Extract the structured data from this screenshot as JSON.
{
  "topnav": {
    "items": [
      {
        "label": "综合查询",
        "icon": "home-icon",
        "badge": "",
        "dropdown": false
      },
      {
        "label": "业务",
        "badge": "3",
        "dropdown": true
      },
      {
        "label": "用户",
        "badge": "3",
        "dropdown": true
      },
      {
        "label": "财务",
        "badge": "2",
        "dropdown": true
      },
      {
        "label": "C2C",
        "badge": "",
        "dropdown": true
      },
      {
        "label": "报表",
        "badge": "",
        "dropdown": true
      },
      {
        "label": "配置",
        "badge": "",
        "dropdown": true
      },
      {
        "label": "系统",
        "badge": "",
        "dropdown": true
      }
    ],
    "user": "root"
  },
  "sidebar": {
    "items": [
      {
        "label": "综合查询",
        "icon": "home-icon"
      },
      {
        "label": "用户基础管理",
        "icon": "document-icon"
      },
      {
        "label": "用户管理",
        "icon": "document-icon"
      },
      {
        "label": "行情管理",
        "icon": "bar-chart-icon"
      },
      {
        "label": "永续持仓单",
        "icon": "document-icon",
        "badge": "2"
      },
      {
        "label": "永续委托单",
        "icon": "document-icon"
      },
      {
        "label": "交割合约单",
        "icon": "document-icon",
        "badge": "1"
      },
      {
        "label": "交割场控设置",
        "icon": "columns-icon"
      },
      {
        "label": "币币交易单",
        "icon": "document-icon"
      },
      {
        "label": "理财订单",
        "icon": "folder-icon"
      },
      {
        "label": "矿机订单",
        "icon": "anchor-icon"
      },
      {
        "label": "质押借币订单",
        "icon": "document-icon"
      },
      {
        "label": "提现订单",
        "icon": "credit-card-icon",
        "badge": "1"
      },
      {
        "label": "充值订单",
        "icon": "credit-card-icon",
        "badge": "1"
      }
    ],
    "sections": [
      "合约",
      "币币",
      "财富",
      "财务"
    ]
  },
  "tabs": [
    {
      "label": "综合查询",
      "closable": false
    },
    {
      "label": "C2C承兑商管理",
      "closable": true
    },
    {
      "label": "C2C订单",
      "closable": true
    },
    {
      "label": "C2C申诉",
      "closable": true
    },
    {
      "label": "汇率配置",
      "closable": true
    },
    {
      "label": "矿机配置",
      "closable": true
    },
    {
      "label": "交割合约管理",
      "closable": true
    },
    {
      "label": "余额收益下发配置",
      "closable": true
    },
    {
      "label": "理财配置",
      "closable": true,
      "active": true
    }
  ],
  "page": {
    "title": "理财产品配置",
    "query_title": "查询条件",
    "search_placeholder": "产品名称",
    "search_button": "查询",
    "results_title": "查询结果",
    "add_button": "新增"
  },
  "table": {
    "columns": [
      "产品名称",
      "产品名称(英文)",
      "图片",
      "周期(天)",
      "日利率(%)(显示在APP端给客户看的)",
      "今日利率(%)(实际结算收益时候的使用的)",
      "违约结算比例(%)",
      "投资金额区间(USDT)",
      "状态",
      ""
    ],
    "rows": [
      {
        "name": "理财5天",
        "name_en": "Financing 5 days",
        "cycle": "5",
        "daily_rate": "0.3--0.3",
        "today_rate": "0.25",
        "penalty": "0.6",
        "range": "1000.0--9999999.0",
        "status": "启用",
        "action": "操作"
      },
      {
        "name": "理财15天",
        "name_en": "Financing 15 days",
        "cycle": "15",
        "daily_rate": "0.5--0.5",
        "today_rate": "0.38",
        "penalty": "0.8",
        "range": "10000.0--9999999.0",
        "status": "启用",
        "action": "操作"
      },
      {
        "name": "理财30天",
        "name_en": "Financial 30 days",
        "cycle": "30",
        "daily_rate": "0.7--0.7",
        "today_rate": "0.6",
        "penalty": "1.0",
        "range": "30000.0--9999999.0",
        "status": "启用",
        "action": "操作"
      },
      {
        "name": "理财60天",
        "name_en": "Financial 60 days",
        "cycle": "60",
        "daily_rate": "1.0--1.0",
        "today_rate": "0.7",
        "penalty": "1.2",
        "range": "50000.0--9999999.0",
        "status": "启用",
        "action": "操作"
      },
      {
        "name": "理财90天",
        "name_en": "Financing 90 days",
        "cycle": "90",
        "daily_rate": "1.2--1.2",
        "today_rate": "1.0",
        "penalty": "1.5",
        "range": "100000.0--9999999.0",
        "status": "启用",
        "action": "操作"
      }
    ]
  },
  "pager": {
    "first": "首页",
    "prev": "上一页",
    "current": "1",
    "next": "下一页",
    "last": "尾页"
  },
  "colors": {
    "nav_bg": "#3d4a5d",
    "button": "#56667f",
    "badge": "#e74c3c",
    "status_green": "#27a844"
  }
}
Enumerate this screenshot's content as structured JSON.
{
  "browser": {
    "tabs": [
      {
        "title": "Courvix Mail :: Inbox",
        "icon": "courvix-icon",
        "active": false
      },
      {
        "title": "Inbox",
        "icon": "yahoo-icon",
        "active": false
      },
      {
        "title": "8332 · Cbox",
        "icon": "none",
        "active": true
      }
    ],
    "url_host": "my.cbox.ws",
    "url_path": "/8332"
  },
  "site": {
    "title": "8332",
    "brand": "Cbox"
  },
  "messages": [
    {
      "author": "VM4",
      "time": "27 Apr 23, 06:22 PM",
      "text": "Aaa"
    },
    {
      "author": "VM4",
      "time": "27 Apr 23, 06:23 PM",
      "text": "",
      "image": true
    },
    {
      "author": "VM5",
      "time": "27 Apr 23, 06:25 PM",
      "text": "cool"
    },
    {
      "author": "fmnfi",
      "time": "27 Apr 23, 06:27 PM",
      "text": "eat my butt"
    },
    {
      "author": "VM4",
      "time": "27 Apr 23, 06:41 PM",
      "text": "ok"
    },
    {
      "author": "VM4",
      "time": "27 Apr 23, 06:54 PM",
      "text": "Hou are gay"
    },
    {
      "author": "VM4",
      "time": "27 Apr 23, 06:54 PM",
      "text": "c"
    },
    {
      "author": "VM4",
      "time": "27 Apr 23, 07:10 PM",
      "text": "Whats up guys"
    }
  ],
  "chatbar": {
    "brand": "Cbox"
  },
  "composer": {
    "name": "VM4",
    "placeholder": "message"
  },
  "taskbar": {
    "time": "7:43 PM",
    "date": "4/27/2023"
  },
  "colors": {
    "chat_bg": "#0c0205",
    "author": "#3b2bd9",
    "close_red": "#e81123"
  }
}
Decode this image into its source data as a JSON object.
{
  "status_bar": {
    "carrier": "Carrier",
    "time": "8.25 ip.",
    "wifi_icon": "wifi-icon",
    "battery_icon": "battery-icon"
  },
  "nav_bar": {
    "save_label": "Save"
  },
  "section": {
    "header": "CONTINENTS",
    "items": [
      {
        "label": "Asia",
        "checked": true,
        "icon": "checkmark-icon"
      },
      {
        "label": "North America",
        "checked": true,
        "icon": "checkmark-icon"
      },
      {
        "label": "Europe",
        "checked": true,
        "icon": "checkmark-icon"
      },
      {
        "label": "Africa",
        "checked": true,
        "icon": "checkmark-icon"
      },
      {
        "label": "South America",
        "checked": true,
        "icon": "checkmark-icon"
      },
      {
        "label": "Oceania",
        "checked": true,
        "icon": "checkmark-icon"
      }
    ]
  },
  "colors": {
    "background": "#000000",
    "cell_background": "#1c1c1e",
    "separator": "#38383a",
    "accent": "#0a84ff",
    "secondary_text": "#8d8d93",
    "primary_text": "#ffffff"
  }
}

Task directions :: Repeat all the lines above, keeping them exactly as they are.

Solution ::
Extract the structured data from this screenshot as JSON.
{
  "topnav": {
    "items": [
      {
        "label": "综合查询",
        "icon": "home-icon",
        "badge": "",
        "dropdown": false
      },
      {
        "label": "业务",
        "badge": "3",
        "dropdown": true
      },
      {
        "label": "用户",
        "badge": "3",
        "dropdown": true
      },
      {
        "label": "财务",
        "badge": "2",
        "dropdown": true
      },
      {
        "label": "C2C",
        "badge": "",
        "dropdown": true
      },
      {
        "label": "报表",
        "badge": "",
        "dropdown": true
      },
      {
        "label": "配置",
        "badge": "",
        "dropdown": true
      },
      {
        "label": "系统",
        "badge": "",
        "dropdown": true
      }
    ],
    "user": "root"
  },
  "sidebar": {
    "items": [
      {
        "label": "综合查询",
        "icon": "home-icon"
      },
      {
        "label": "用户基础管理",
        "icon": "document-icon"
      },
      {
        "label": "用户管理",
        "icon": "document-icon"
      },
      {
        "label": "行情管理",
        "icon": "bar-chart-icon"
      },
      {
        "label": "永续持仓单",
        "icon": "document-icon",
        "badge": "2"
      },
      {
        "label": "永续委托单",
        "icon": "document-icon"
      },
      {
        "label": "交割合约单",
        "icon": "document-icon",
        "badge": "1"
      },
      {
        "label": "交割场控设置",
        "icon": "columns-icon"
      },
      {
        "label": "币币交易单",
        "icon": "document-icon"
      },
      {
        "label": "理财订单",
        "icon": "folder-icon"
      },
      {
        "label": "矿机订单",
        "icon": "anchor-icon"
      },
      {
        "label": "质押借币订单",
        "icon": "document-icon"
      },
      {
        "label": "提现订单",
        "icon": "credit-card-icon",
        "badge": "1"
      },
      {
        "label": "充值订单",
        "icon": "credit-card-icon",
        "badge": "1"
      }
    ],
    "sections": [
      "合约",
      "币币",
      "财富",
      "财务"
    ]
  },
  "tabs": [
    {
      "label": "综合查询",
      "closable": false
    },
    {
      "label": "C2C承兑商管理",
      "closable": true
    },
    {
      "label": "C2C订单",
      "closable": true
    },
    {
      "label": "C2C申诉",
      "closable": true
    },
    {
      "label": "汇率配置",
      "closable": true
    },
    {
      "label": "矿机配置",
      "closable": true
    },
    {
      "label": "交割合约管理",
      "closable": true
    },
    {
      "label": "余额收益下发配置",
      "closable": true
    },
    {
      "label": "理财配置",
      "closable": true,
      "active": true
    }
  ],
  "page": {
    "title": "理财产品配置",
    "query_title": "查询条件",
    "search_placeholder": "产品名称",
    "search_button": "查询",
    "results_title": "查询结果",
    "add_button": "新增"
  },
  "table": {
    "columns": [
      "产品名称",
      "产品名称(英文)",
      "图片",
      "周期(天)",
      "日利率(%)(显示在APP端给客户看的)",
      "今日利率(%)(实际结算收益时候的使用的)",
      "违约结算比例(%)",
      "投资金额区间(USDT)",
      "状态",
      ""
    ],
    "rows": [
      {
        "name": "理财5天",
        "name_en": "Financing 5 days",
        "cycle": "5",
        "daily_rate": "0.3--0.3",
        "today_rate": "0.25",
        "penalty": "0.6",
        "range": "1000.0--9999999.0",
        "status": "启用",
        "action": "操作"
      },
      {
        "name": "理财15天",
        "name_en": "Financing 15 days",
        "cycle": "15",
        "daily_rate": "0.5--0.5",
        "today_rate": "0.38",
        "penalty": "0.8",
        "range": "10000.0--9999999.0",
        "status": "启用",
        "action": "操作"
      },
      {
        "name": "理财30天",
        "name_en": "Financial 30 days",
        "cycle": "30",
        "daily_rate": "0.7--0.7",
        "today_rate": "0.6",
        "penalty": "1.0",
        "range": "30000.0--9999999.0",
        "status": "启用",
        "action": "操作"
      },
      {
        "name": "理财60天",
        "name_en": "Financial 60 days",
        "cycle": "60",
        "daily_rate": "1.0--1.0",
        "today_rate": "0.7",
        "penalty": "1.2",
        "range": "50000.0--9999999.0",
        "status": "启用",
        "action": "操作"
      },
      {
        "name": "理财90天",
        "name_en": "Financing 90 days",
        "cycle": "90",
        "daily_rate": "1.2--1.2",
        "today_rate": "1.0",
        "penalty": "1.5",
        "range": "100000.0--9999999.0",
        "status": "启用",
        "action": "操作"
      }
    ]
  },
  "pager": {
    "first": "首页",
    "prev": "上一页",
    "current": "1",
    "next": "下一页",
    "last": "尾页"
  },
  "colors": {
    "nav_bg": "#3d4a5d",
    "button": "#56667f",
    "badge": "#e74c3c",
    "status_green": "#27a844"
  }
}
Enumerate this screenshot's content as structured JSON.
{
  "browser": {
    "tabs": [
      {
        "title": "Courvix Mail :: Inbox",
        "icon": "courvix-icon",
        "active": false
      },
      {
        "title": "Inbox",
        "icon": "yahoo-icon",
        "active": false
      },
      {
        "title": "8332 · Cbox",
        "icon": "none",
        "active": true
      }
    ],
    "url_host": "my.cbox.ws",
    "url_path": "/8332"
  },
  "site": {
    "title": "8332",
    "brand": "Cbox"
  },
  "messages": [
    {
      "author": "VM4",
      "time": "27 Apr 23, 06:22 PM",
      "text": "Aaa"
    },
    {
      "author": "VM4",
      "time": "27 Apr 23, 06:23 PM",
      "text": "",
      "image": true
    },
    {
      "author": "VM5",
      "time": "27 Apr 23, 06:25 PM",
      "text": "cool"
    },
    {
      "author": "fmnfi",
      "time": "27 Apr 23, 06:27 PM",
      "text": "eat my butt"
    },
    {
      "author": "VM4",
      "time": "27 Apr 23, 06:41 PM",
      "text": "ok"
    },
    {
      "author": "VM4",
      "time": "27 Apr 23, 06:54 PM",
      "text": "Hou are gay"
    },
    {
      "author": "VM4",
      "time": "27 Apr 23, 06:54 PM",
      "text": "c"
    },
    {
      "author": "VM4",
      "time": "27 Apr 23, 07:10 PM",
      "text": "Whats up guys"
    }
  ],
  "chatbar": {
    "brand": "Cbox"
  },
  "composer": {
    "name": "VM4",
    "placeholder": "message"
  },
  "taskbar": {
    "time": "7:43 PM",
    "date": "4/27/2023"
  },
  "colors": {
    "chat_bg": "#0c0205",
    "author": "#3b2bd9",
    "close_red": "#e81123"
  }
}
Decode this image into its source data as a JSON object.
{
  "status_bar": {
    "carrier": "Carrier",
    "time": "8.25 ip.",
    "wifi_icon": "wifi-icon",
    "battery_icon": "battery-icon"
  },
  "nav_bar": {
    "save_label": "Save"
  },
  "section": {
    "header": "CONTINENTS",
    "items": [
      {
        "label": "Asia",
        "checked": true,
        "icon": "checkmark-icon"
      },
      {
        "label": "North America",
        "checked": true,
        "icon": "checkmark-icon"
      },
      {
        "label": "Europe",
        "checked": true,
        "icon": "checkmark-icon"
      },
      {
        "label": "Africa",
        "checked": true,
        "icon": "checkmark-icon"
      },
      {
        "label": "South America",
        "checked": true,
        "icon": "checkmark-icon"
      },
      {
        "label": "Oceania",
        "checked": true,
        "icon": "checkmark-icon"
      }
    ]
  },
  "colors": {
    "background": "#000000",
    "cell_background": "#1c1c1e",
    "separator": "#38383a",
    "accent": "#0a84ff",
    "secondary_text": "#8d8d93",
    "primary_text": "#ffffff"
  }
}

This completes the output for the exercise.